Writing Code For VFX Solves Problems, and Motivates Others
It is my supposition that everyone in the visual effects business should learn to program, even a little bit, as it opens … Continue reading
“I sit on the beach, drink instant coffee, and dive when I can.”
On April 5, 2015, The Digital Makeup Initiative, Stereo VFX, and Stereo Conversion Communities lost one of its pioneers. Jason Jue, VFX supervisor, compositor, and avid diver passed away. Those who knew him grieve with his family, and are all taken aback by the sudden happenings that pulled him from this world. What I can say most about him is that he was my good friend.
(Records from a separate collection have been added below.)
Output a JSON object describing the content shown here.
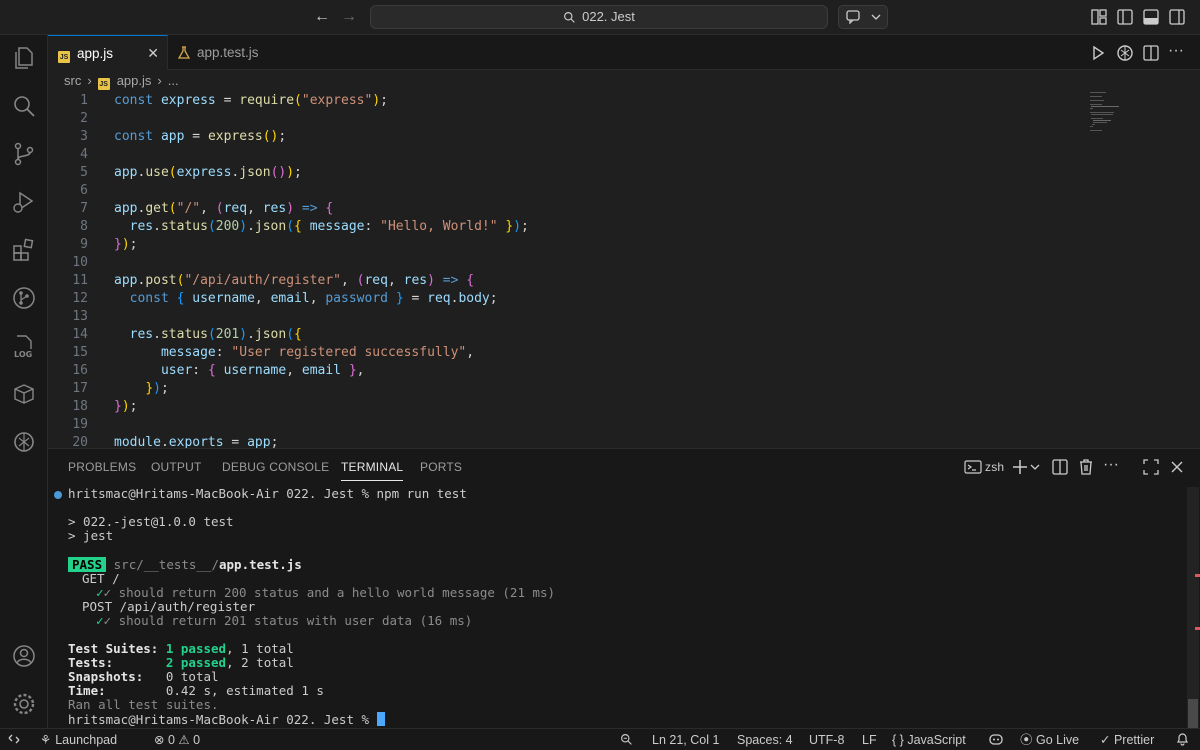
{
  "titlebar": {
    "back_icon": "arrow-left-icon",
    "forward_icon": "arrow-right-icon",
    "search_text": "022. Jest"
  },
  "tabs": [
    {
      "label": "app.js",
      "icon": "js-file-icon",
      "active": true
    },
    {
      "label": "app.test.js",
      "icon": "flask-icon",
      "active": false
    }
  ],
  "tabs_badge": "JS",
  "breadcrumb": {
    "folder": "src",
    "file": "app.js",
    "more": "..."
  },
  "editor": {
    "line_numbers": [
      "1",
      "2",
      "3",
      "4",
      "5",
      "6",
      "7",
      "8",
      "9",
      "10",
      "11",
      "12",
      "13",
      "14",
      "15",
      "16",
      "17",
      "18",
      "19",
      "20"
    ]
  },
  "panel": {
    "tabs": [
      "PROBLEMS",
      "OUTPUT",
      "DEBUG CONSOLE",
      "TERMINAL",
      "PORTS"
    ],
    "active_tab": "TERMINAL",
    "shell": "zsh"
  },
  "terminal": {
    "prompt": "hritsmac@Hritams-MacBook-Air 022. Jest % npm run test",
    "script_line": "> 022.-jest@1.0.0 test",
    "jest_line": "> jest",
    "pass_badge": "PASS",
    "suite_path": "src/__tests__/",
    "suite_file": "app.test.js",
    "group1": "GET /",
    "test1": "✓ should return 200 status and a hello world message (21 ms)",
    "group2": "POST /api/auth/register",
    "test2": "✓ should return 201 status with user data (16 ms)",
    "suites_label": "Test Suites:",
    "suites_passed": "1 passed",
    "suites_total": ", 1 total",
    "tests_label": "Tests:",
    "tests_passed": "2 passed",
    "tests_total": ", 2 total",
    "snapshots_label": "Snapshots:",
    "snapshots_value": "0 total",
    "time_label": "Time:",
    "time_value": "0.42 s, estimated 1 s",
    "ran_all": "Ran all test suites.",
    "final_prompt": "hritsmac@Hritams-MacBook-Air 022. Jest % "
  },
  "statusbar": {
    "launchpad": "Launchpad",
    "errors": "0",
    "warnings": "0",
    "position": "Ln 21, Col 1",
    "spaces": "Spaces: 4",
    "encoding": "UTF-8",
    "eol": "LF",
    "language": "JavaScript",
    "golive": "Go Live",
    "prettier": "Prettier"
  },
  "colors": {
    "accent": "#0078d4",
    "pass": "#23d18b",
    "background": "#1f1f1f"
  }
}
Jason was the third employee of Sassoon Film Design (Santa Monica, CA). Jammed into a one room office … Continue reading
The Digital Legacy of One of the world’s first 3D scanned actors.
I’d hoped to have written this before it happened.
You never know how much you appreciate something, or someone until they are gone. I was one of the generation raised in a world where the name SPOCK meant something more than how to raise children. The character that Leonard Nimoy created on Star Trek gave was an ideal of logic, and personified our struggle to overcome or … Continue reading
This entry is part 5 of 11 in the series AGsketchbook
Selfie Portrait of the VFX artist
This entry is part 2 of 4 in the series Lost Concepts
The Lost Concept Series explores production designs by Johnathan Banta that never saw the light of day — until now.
There is always so much work that goes into an entertainment property that no one ever sees. Were it not for the books that chronicle the preproduction of … Continue reading
This entry is part 4 of 11 in the series AGsketchbook
Digital doodle on custom made background. This was an exercise in creating an ink-stained paper look from scratch with digital paintbrushes.
It Came From the 1990’s
Okay, this will take a little bit of back-story…
Early Digital makeup.
In 1997, I started to write an article in conjunction with Digital Domain’s Andre Bustanoby (fresh off of Continue reading